Top of The input
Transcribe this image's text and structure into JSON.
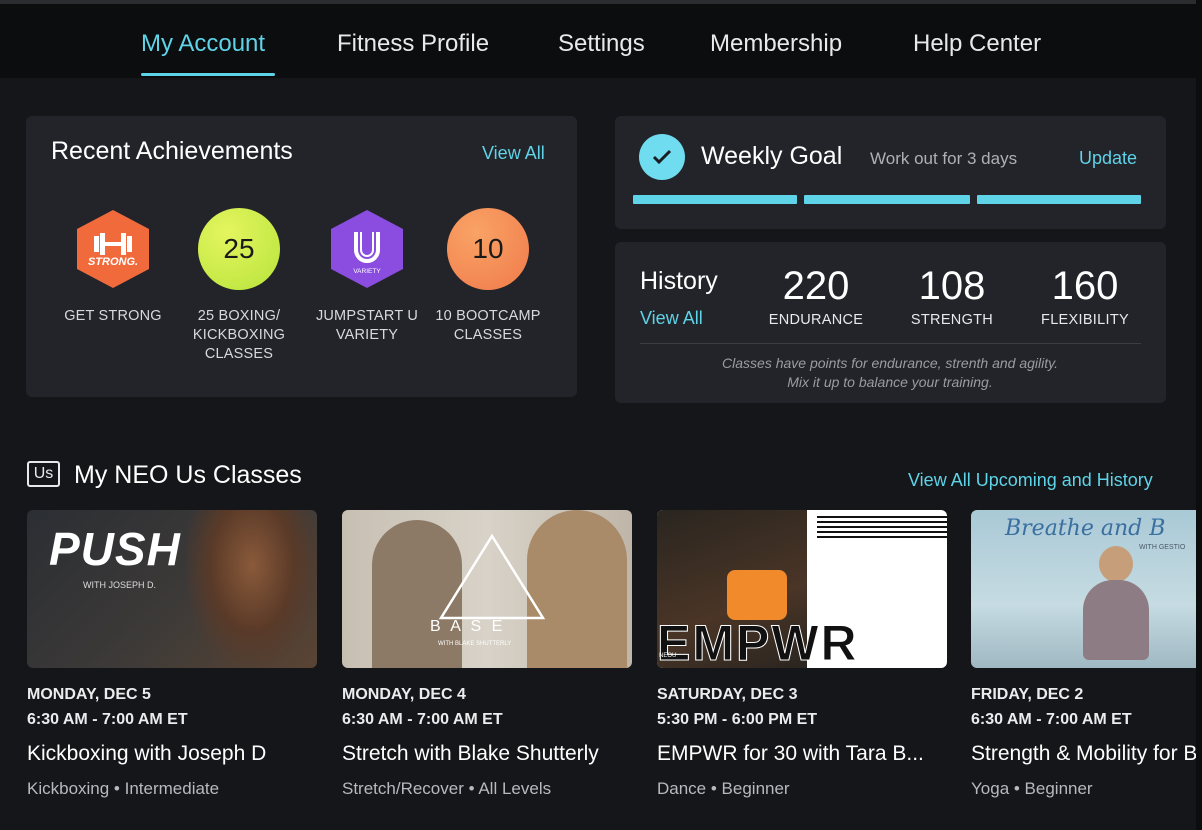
{
  "nav": {
    "tabs": [
      {
        "label": "My Account",
        "active": true
      },
      {
        "label": "Fitness Profile",
        "active": false
      },
      {
        "label": "Settings",
        "active": false
      },
      {
        "label": "Membership",
        "active": false
      },
      {
        "label": "Help Center",
        "active": false
      }
    ]
  },
  "achievements": {
    "title": "Recent Achievements",
    "view_all": "View All",
    "badges": [
      {
        "icon": "dumbbell-icon",
        "text": "STRONG.",
        "label": "GET STRONG",
        "color": "#f06a3c"
      },
      {
        "icon": "number-badge",
        "text": "25",
        "label": "25 BOXING/ KICKBOXING CLASSES",
        "color": "#c8ec4a"
      },
      {
        "icon": "u-logo-icon",
        "text": "VARIETY",
        "label": "JUMPSTART U VARIETY",
        "color": "#8b4de0"
      },
      {
        "icon": "number-badge",
        "text": "10",
        "label": "10 BOOTCAMP CLASSES",
        "color": "#f48a54"
      }
    ]
  },
  "weekly_goal": {
    "title": "Weekly Goal",
    "subtitle": "Work out for 3 days",
    "update": "Update",
    "progress_segments": 3,
    "completed_segments": 3,
    "accent": "#5fd3e8"
  },
  "history": {
    "title": "History",
    "view_all": "View All",
    "stats": [
      {
        "value": "220",
        "label": "ENDURANCE"
      },
      {
        "value": "108",
        "label": "STRENGTH"
      },
      {
        "value": "160",
        "label": "FLEXIBILITY"
      }
    ],
    "note_line1": "Classes have points for endurance, strenth and agility.",
    "note_line2": "Mix it up to balance your training."
  },
  "classes": {
    "icon_text": "Us",
    "title": "My NEO Us Classes",
    "view_all": "View All Upcoming and History",
    "items": [
      {
        "thumb_text": "PUSH",
        "thumb_sub": "WITH JOSEPH D.",
        "date": "MONDAY, DEC 5",
        "time": "6:30 AM - 7:00 AM ET",
        "title": "Kickboxing with Joseph D",
        "meta": "Kickboxing • Intermediate"
      },
      {
        "thumb_text": "B A S E",
        "thumb_sub": "WITH BLAKE SHUTTERLY",
        "date": "MONDAY, DEC 4",
        "time": "6:30 AM - 7:00 AM ET",
        "title": "Stretch with Blake Shutterly",
        "meta": "Stretch/Recover • All Levels"
      },
      {
        "thumb_text": "EMPWR",
        "thumb_sub": "NEOU",
        "date": "SATURDAY, DEC 3",
        "time": "5:30 PM - 6:00 PM ET",
        "title": "EMPWR for 30 with Tara B...",
        "meta": "Dance • Beginner"
      },
      {
        "thumb_text": "Breathe and B",
        "thumb_sub": "WITH GESTIO",
        "date": "FRIDAY, DEC 2",
        "time": "6:30 AM - 7:00 AM ET",
        "title": "Strength & Mobility for B",
        "meta": "Yoga • Beginner"
      }
    ]
  }
}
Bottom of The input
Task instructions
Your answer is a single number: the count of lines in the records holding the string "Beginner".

Completed task
2